To address an aging population of computers--half are at least six years old--he's pursuing two routes. One is to move to Citrix XenDesktop; the other is to allow students to provide their own devices.
Citrix XenDesktop allows administrators to download an image from the server to a thin client, thereby offering several advantages: By being able to use terminal computers, the district will reduce the expense of higher-priced desktops or laptops. The program will be able to deliver a given application to whatever device the user is logged into, which means parents won't have to buy district software to run on their home computers.
Plus, the use of a virtual desktop will reduce software expense by allowing the district to buy a limited number of licenses for simultaneous use rather than licenses for every computer owned by the district. "I have 2,000 copies of PowerPoint. How many are being used at any given time? Probably about 12," Forster said. "But I'm paying for 2,000. If I move to the Citrix solution, I don't have to buy all that. When I move from Office 2003 to 2007, I'm just going to buy 100 copies of PowerPoint and see what happens. My software costs are going to go right down."
Also, he pointed out, he can buy them under a capital improvement expenditure. "A regular computer has moving parts and it's only good for a few years. A thin client has no moving parts." Likewise, "because there's no computing happening on the devices--all they're doing is resolving images on the server--I expect to get eight to 10 years on them," Forster said.
Currently, the district has 200 concurrent XenDesktop accounts running; by the summertime, he said, Forster expects that to grow by 300. The town is also committed to thin computing and is looking to be running a thousand concurrent accounts in three years. By that time, the area will have a new wireless infrastructure in place as well, Forster predicted.
He also said he's also looking forward to the day when students can supply their own devices.
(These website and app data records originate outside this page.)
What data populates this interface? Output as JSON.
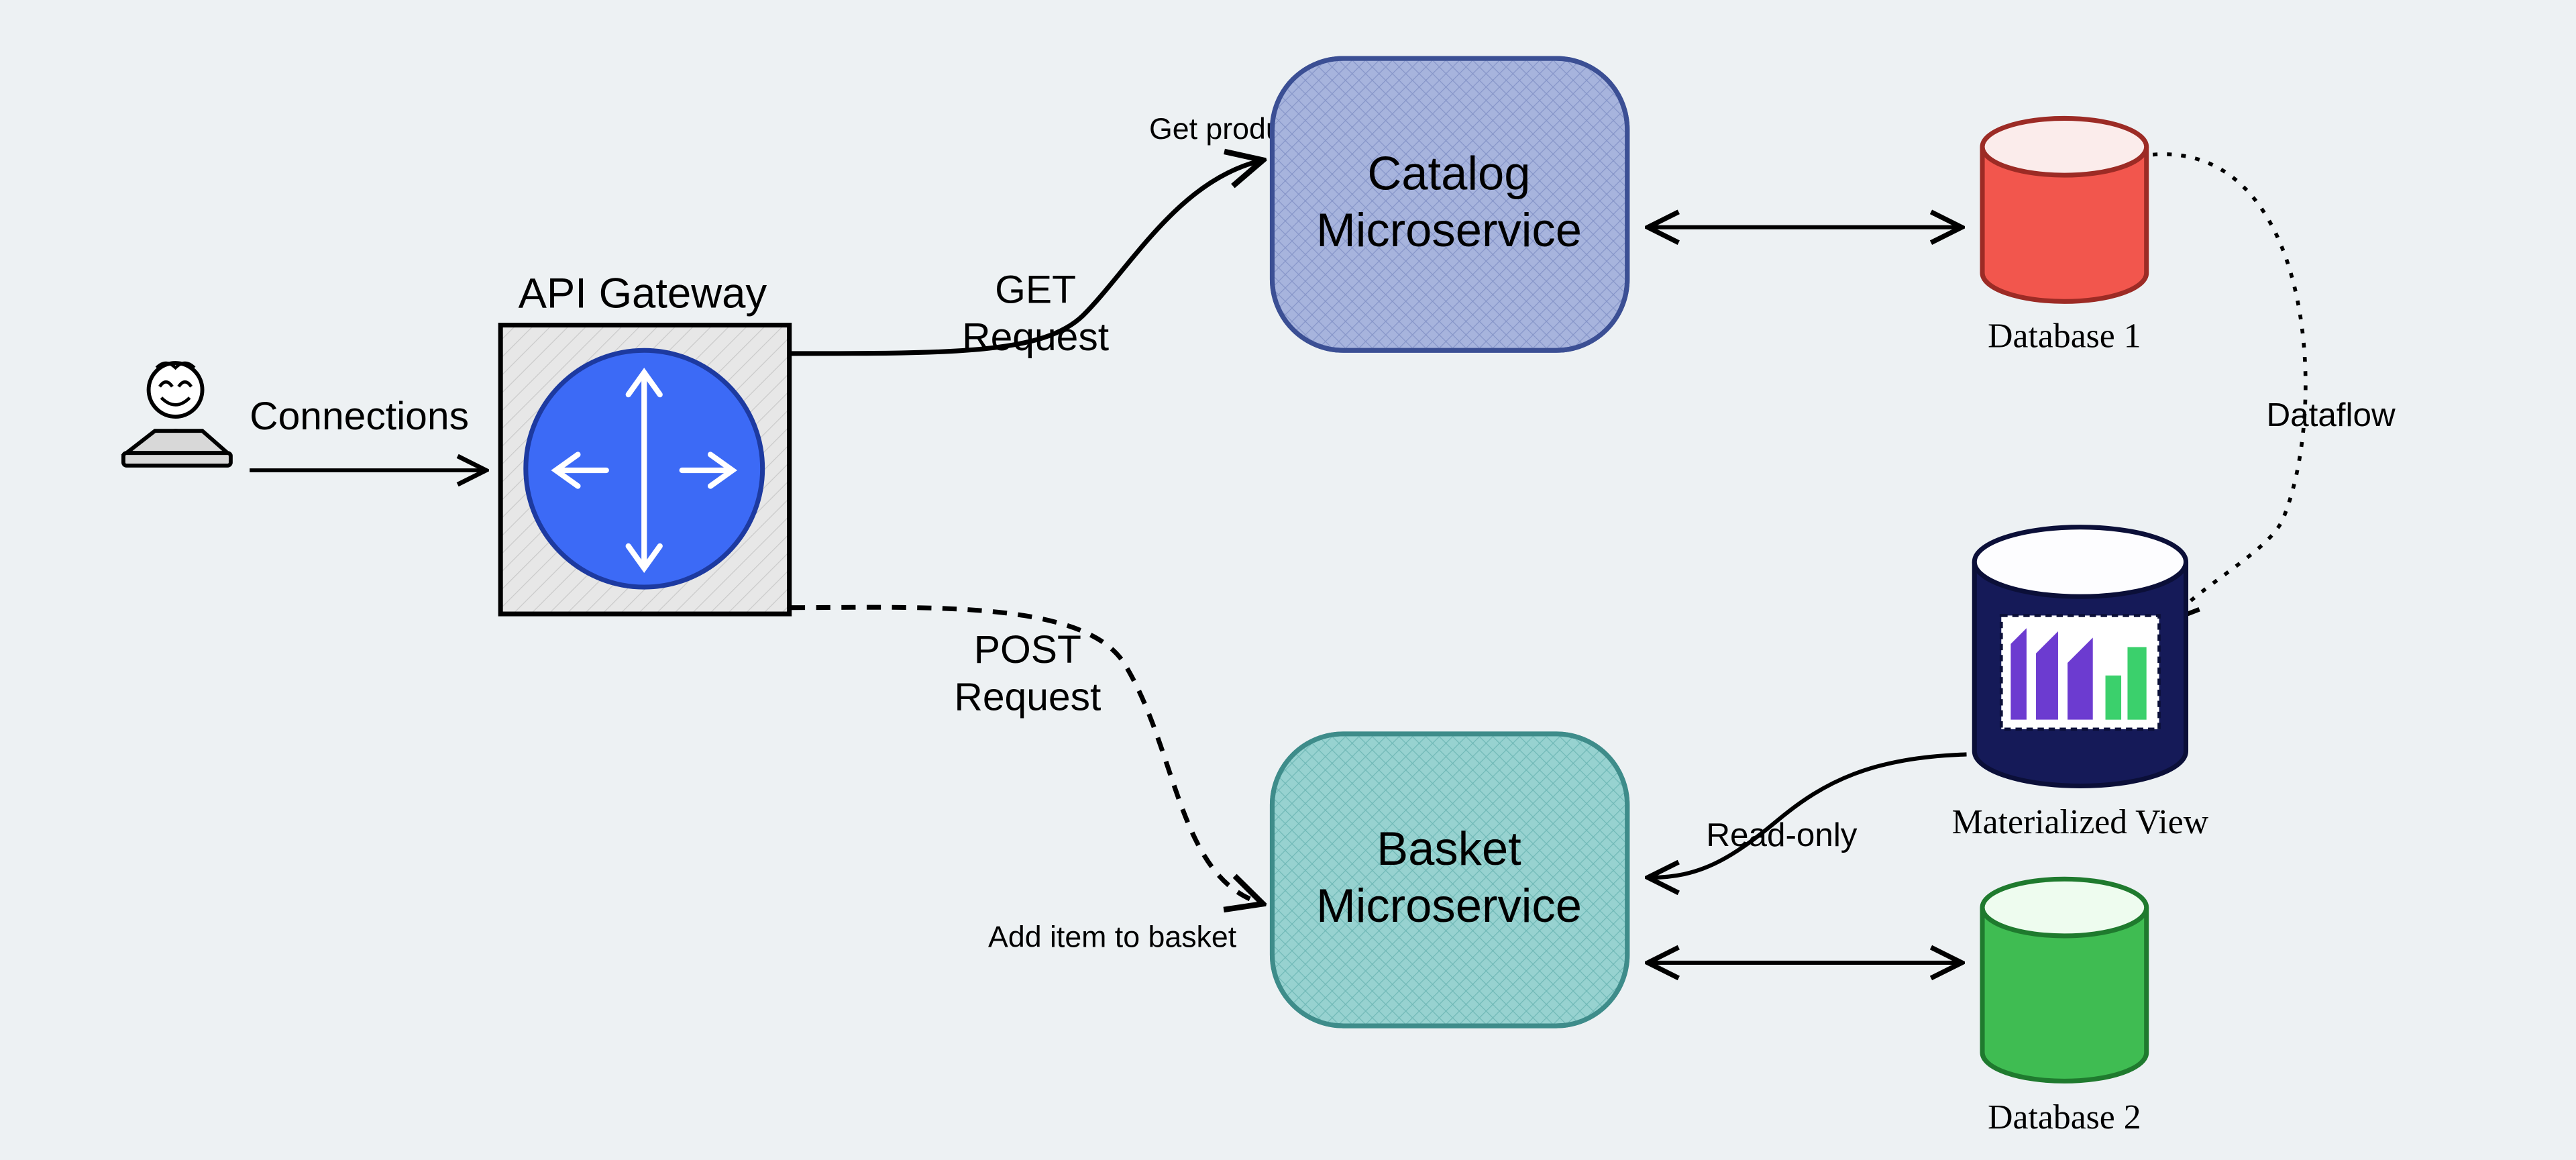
{
  "nodes": {
    "user": {
      "label": ""
    },
    "gateway": {
      "label": "API Gateway"
    },
    "catalog": {
      "line1": "Catalog",
      "line2": "Microservice"
    },
    "basket": {
      "line1": "Basket",
      "line2": "Microservice"
    },
    "db1": {
      "label": "Database 1"
    },
    "db2": {
      "label": "Database 2"
    },
    "matview": {
      "label": "Materialized View"
    }
  },
  "edges": {
    "connections": {
      "label": "Connections"
    },
    "get_request": {
      "line1": "GET",
      "line2": "Request",
      "target_label": "Get products"
    },
    "post_request": {
      "line1": "POST",
      "line2": "Request",
      "target_label": "Add item to basket"
    },
    "catalog_db": {
      "label": ""
    },
    "basket_db": {
      "label": ""
    },
    "readonly": {
      "label": "Read-only"
    },
    "dataflow": {
      "label": "Dataflow"
    }
  },
  "colors": {
    "bg": "#edf1f3",
    "gateway_fill": "#e7e7e7",
    "gateway_circle": "#3c6af6",
    "catalog_fill": "#9aa9d4",
    "basket_fill": "#87c8c7",
    "db1_fill": "#f2564d",
    "db2_fill": "#3fbc52",
    "matview_fill": "#151a58",
    "matview_logo1": "#6c3bd0",
    "matview_logo2": "#3bd06c"
  }
}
The network access control program will allow the student to be authenticated on the network, whether he or she is in school or at home and will also ensure that any device tapping into the network has current anti-virus software loaded on it.
"In many respects, I'm building my own little cloud here," said Forster. "And then I'm allowing my users to use whatever access device they want--because I'm not really interested in controlling that."
But the new approach won't minimize security concerns, Forster said. Currently, teachers are allowed to download content to their home computers. As of mid-March, when a Massachusetts breach of security compliance law called 201 CMR 17.00 goes into effect, that will change. "It's one of the most stringent personal information laws in effect in the country," he explained. "If there's a data breach, it'll cost me for each violation. If I have a teacher lose a thumbdrive, with 6,000 kids, there goes my budget for the next five years. People have no concept of how expensive and dangerous this is."
The challenge, according to Forster, is that the more access students, teachers, and staff have to information, "The easier it is for that information to be handled capriciously. There's no switch on the face of this earth that can stop that. It's going to be human beings and training and getting people to recognize the dangers of having the data."
What Forster doesn't worry about is the joint responsibility he and his colleagues on the town side have for maintaining the network. Surprisingly, there's nothing formal about the arrangement--no governance model, no policies, no procedures. "They have a key. I have a key," he said. "It's in everybody's interest that we all work together."